> _Directions for this task_: Please find the lines in the entries below that contain the word "JSON", and copy each one.

======== Input records

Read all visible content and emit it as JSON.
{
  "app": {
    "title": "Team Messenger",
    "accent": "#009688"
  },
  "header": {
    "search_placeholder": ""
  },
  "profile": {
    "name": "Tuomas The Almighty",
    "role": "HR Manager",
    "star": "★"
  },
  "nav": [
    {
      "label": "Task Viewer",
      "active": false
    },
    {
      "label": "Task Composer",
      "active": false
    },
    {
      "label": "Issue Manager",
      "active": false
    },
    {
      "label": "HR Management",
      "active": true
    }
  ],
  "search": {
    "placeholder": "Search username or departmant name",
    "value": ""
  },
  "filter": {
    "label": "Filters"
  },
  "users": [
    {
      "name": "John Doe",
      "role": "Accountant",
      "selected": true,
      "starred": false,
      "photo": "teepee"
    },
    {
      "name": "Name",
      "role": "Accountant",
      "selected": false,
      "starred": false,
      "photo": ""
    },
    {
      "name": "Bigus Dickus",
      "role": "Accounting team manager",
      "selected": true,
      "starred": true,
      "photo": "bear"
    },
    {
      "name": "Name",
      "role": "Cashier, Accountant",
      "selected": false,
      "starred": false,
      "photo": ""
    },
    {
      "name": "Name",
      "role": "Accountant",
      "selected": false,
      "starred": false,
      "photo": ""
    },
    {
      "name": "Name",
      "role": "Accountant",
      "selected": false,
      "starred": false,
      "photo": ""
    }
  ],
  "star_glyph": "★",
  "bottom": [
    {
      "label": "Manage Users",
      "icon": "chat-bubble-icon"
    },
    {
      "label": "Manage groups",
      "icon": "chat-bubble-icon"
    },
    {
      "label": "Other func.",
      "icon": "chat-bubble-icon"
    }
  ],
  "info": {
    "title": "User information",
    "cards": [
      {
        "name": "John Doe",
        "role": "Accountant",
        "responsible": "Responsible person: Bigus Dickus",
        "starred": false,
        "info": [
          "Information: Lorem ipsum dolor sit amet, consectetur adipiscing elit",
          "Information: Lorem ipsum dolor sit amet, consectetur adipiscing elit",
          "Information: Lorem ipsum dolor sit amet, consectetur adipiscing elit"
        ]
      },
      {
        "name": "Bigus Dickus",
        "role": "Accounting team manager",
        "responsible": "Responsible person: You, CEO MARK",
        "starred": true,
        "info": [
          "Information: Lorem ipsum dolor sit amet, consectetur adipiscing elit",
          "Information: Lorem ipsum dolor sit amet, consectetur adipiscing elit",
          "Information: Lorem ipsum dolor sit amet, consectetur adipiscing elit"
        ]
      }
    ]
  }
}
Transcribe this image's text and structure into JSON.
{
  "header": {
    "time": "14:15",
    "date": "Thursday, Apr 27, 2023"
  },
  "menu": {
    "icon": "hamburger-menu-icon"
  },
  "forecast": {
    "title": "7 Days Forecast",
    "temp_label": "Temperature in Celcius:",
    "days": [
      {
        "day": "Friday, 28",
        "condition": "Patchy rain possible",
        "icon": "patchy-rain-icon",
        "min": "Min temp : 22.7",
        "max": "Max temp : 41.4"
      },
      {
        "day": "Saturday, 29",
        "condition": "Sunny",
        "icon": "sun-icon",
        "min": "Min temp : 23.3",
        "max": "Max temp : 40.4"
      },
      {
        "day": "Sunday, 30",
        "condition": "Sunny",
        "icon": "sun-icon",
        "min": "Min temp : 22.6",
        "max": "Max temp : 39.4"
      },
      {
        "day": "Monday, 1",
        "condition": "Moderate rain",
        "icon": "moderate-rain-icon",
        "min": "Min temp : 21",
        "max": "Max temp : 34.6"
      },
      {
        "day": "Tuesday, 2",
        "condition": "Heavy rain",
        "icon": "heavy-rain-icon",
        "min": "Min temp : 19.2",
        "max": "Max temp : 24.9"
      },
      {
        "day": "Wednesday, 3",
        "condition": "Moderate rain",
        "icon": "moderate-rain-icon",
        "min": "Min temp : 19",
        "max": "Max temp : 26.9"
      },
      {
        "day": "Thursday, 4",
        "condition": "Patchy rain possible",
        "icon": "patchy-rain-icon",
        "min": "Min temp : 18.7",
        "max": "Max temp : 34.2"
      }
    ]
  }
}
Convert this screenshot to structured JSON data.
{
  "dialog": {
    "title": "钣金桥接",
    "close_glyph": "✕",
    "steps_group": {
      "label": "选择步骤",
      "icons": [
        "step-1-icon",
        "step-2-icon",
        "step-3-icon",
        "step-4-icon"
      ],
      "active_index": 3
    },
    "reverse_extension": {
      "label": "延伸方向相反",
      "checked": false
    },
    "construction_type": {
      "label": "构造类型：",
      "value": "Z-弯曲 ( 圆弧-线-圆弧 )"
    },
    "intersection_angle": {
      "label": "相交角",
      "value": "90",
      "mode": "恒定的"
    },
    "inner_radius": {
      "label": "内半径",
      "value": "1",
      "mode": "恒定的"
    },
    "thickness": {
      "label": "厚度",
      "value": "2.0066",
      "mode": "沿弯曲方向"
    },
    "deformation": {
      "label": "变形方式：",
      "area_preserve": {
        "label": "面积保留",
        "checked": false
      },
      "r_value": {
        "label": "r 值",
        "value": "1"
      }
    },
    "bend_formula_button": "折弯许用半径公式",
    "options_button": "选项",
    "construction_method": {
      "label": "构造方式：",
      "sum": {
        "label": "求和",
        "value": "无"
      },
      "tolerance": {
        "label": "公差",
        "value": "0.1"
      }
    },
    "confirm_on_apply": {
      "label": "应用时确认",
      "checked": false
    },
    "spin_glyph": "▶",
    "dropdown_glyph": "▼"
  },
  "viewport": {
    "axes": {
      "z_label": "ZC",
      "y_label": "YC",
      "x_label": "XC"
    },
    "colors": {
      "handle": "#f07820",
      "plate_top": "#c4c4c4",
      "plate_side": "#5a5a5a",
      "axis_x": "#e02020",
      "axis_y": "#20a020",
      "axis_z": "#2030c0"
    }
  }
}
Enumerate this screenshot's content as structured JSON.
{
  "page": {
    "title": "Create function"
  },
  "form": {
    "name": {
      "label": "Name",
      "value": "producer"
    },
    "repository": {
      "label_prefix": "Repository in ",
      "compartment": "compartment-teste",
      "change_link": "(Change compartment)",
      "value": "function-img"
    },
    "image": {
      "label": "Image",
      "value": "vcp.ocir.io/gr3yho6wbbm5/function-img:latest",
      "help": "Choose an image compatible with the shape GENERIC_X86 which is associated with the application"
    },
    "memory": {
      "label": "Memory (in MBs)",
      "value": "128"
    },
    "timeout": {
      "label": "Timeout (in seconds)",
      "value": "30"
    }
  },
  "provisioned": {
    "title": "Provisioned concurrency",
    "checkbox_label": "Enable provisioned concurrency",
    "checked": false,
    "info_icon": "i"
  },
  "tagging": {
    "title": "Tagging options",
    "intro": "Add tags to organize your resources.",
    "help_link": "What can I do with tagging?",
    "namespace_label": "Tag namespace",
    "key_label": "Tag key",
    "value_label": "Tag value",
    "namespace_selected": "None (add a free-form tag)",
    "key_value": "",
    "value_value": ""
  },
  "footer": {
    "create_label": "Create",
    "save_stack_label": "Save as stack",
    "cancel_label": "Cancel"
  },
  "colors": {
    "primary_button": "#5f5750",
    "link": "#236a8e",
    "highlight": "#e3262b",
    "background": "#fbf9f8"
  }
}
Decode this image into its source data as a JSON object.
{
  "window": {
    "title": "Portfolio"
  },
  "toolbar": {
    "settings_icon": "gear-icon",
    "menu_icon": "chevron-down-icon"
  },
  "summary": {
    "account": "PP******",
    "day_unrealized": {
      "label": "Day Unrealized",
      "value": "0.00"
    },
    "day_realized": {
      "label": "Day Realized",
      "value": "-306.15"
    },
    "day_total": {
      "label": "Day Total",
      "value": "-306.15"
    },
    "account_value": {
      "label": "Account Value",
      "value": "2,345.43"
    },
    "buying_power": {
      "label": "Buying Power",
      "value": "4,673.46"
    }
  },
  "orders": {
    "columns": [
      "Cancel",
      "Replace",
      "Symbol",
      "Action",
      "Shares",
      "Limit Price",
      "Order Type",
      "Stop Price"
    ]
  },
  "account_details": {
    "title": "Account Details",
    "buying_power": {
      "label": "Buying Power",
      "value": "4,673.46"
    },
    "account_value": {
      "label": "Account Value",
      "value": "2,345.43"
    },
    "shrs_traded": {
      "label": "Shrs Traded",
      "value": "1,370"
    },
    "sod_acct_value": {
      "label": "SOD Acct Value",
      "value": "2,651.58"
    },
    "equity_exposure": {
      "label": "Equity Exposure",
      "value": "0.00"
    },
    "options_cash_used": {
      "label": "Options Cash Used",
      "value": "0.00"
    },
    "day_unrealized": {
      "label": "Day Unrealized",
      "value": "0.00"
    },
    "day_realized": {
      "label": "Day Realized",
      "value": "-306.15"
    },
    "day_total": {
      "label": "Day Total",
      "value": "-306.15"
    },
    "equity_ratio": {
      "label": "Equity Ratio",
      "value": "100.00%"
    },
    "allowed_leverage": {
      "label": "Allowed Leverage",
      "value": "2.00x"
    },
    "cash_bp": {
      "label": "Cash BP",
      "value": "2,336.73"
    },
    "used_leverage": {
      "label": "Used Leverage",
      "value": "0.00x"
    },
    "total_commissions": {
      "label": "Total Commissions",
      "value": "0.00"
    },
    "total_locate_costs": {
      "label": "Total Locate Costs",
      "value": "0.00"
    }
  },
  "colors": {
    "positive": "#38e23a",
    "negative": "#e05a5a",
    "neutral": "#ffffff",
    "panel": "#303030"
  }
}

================

> _Task response_:
Read all visible content and emit it as JSON.
Transcribe this image's text and structure into JSON.
Convert this screenshot to structured JSON data.
Enumerate this screenshot's content as structured JSON.
Decode this image into its source data as a JSON object.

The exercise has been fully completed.